--- RECORDS FOR THIS TASK Enclosed Below ---

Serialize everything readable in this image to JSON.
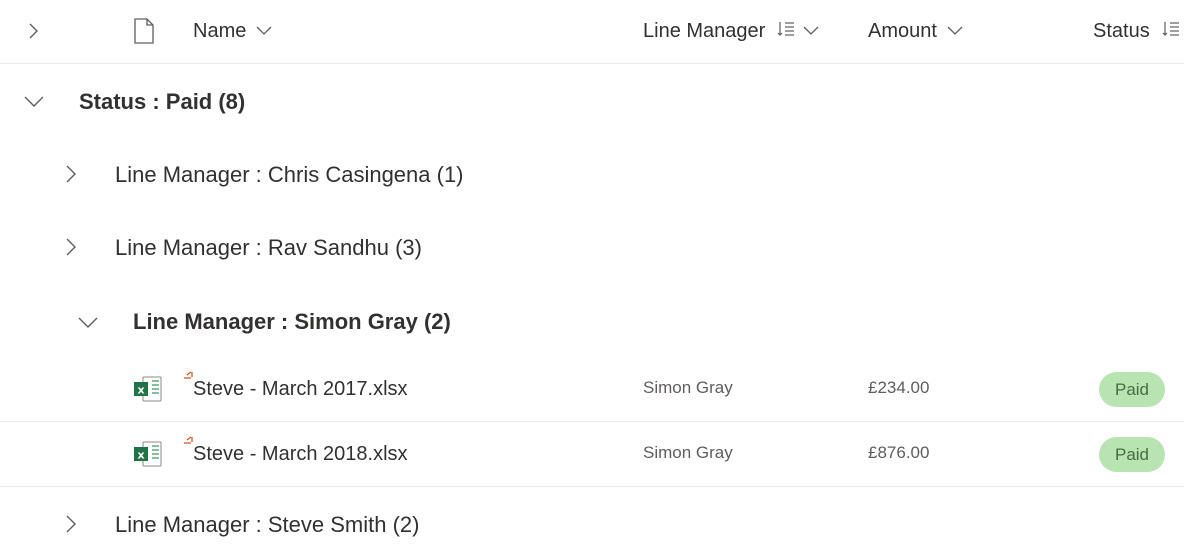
{
  "header": {
    "expand_all_icon": "chevron-right-icon",
    "file_type_icon": "document-icon",
    "columns": {
      "name": "Name",
      "line_manager": "Line Manager",
      "amount": "Amount",
      "status": "Status"
    }
  },
  "groups": {
    "status_paid": {
      "label": "Status : Paid (8)",
      "expanded": true
    },
    "chris": {
      "label": "Line Manager : Chris Casingena (1)",
      "expanded": false
    },
    "rav": {
      "label": "Line Manager : Rav Sandhu (3)",
      "expanded": false
    },
    "simon": {
      "label": "Line Manager : Simon Gray (2)",
      "expanded": true
    },
    "steve": {
      "label": "Line Manager : Steve Smith (2)",
      "expanded": false
    }
  },
  "rows": [
    {
      "name": "Steve - March 2017.xlsx",
      "line_manager": "Simon Gray",
      "amount": "£234.00",
      "status": "Paid",
      "icon": "excel-file-icon",
      "new_indicator": "new-item-icon"
    },
    {
      "name": "Steve - March 2018.xlsx",
      "line_manager": "Simon Gray",
      "amount": "£876.00",
      "status": "Paid",
      "icon": "excel-file-icon",
      "new_indicator": "new-item-icon"
    }
  ],
  "colors": {
    "status_paid_bg": "#b7e4b0",
    "status_paid_text": "#4a6b45",
    "excel_green": "#217346",
    "new_indicator": "#ca5010",
    "divider": "#edebe9"
  }
}
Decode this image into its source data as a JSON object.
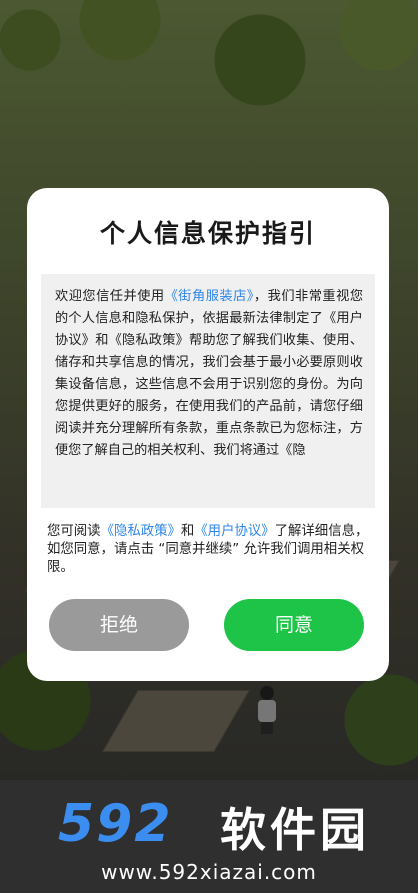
{
  "dialog": {
    "title": "个人信息保护指引",
    "body": {
      "intro": "欢迎您信任并使用",
      "app_link": "《街角服装店》",
      "after_app": "，我们非常重视您的个人信息和隐私保护，依据最新法律制定了《用户协议》和《隐私政策》帮助您了解我们收集、使用、储存和共享信息的情况，我们会基于最小必要原则收集设备信息，这些信息不会用于识别您的身份。为向您提供更好的服务，在使用我们的产品前，请您仔细阅读并充分理解所有条款，重点条款已为您标注，方便您了解自己的相关权利、我们将通过《隐"
    },
    "notice": {
      "prefix": "您可阅读",
      "privacy_link": "《隐私政策》",
      "and": "和",
      "user_link": "《用户协议》",
      "suffix": "了解详细信息，如您同意，请点击 “同意并继续” 允许我们调用相关权限。"
    },
    "refuse_label": "拒绝",
    "agree_label": "同意"
  },
  "watermark": {
    "number": "592",
    "name": "软件园",
    "url": "www.592xiazai.com"
  },
  "colors": {
    "link": "#2f86e8",
    "agree": "#1ec447",
    "refuse": "#9a9a9a"
  }
}
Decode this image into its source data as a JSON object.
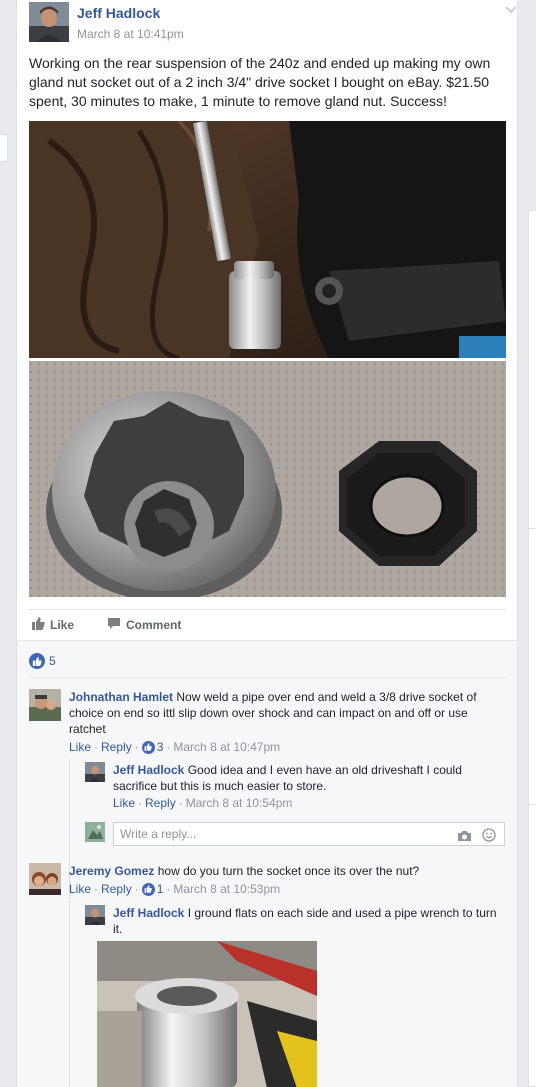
{
  "post": {
    "author": "Jeff Hadlock",
    "timestamp": "March 8 at 10:41pm",
    "text": "Working on the rear suspension of the 240z and ended up making my own gland nut socket out of a 2 inch 3/4\" drive socket I bought on eBay. $21.50 spent, 30 minutes to make, 1 minute to remove gland nut. Success!"
  },
  "actions": {
    "like_label": "Like",
    "comment_label": "Comment"
  },
  "reactions": {
    "like_count": "5"
  },
  "comments": [
    {
      "author": "Johnathan Hamlet",
      "text": "Now weld a pipe over end and weld a 3/8 drive socket of choice on end so ittl slip down over shock and can impact on and off or use ratchet",
      "like_label": "Like",
      "reply_label": "Reply",
      "likes": "3",
      "timestamp": "March 8 at 10:47pm",
      "replies": [
        {
          "author": "Jeff Hadlock",
          "text": "Good idea and I even have an old driveshaft I could sacrifice but this is much easier to store.",
          "like_label": "Like",
          "reply_label": "Reply",
          "timestamp": "March 8 at 10:54pm"
        }
      ],
      "reply_placeholder": "Write a reply..."
    },
    {
      "author": "Jeremy Gomez",
      "text": "how do you turn the socket once its over the nut?",
      "like_label": "Like",
      "reply_label": "Reply",
      "likes": "1",
      "timestamp": "March 8 at 10:53pm",
      "replies": [
        {
          "author": "Jeff Hadlock",
          "text": "I ground flats on each side and used a pipe wrench to turn it."
        }
      ]
    }
  ],
  "separator": "·",
  "colors": {
    "link": "#365899",
    "meta": "#90949c",
    "like_blue": "#4267b2",
    "comment_bg": "#f6f7f9"
  },
  "icons": {
    "chevron": "chevron-down-icon",
    "like": "thumbs-up-icon",
    "comment": "comment-bubble-icon",
    "camera": "camera-icon",
    "emoji": "smiley-icon"
  }
}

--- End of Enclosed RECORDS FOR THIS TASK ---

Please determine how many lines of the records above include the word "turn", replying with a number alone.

> **SOLUTION TO THIS TASK**: 2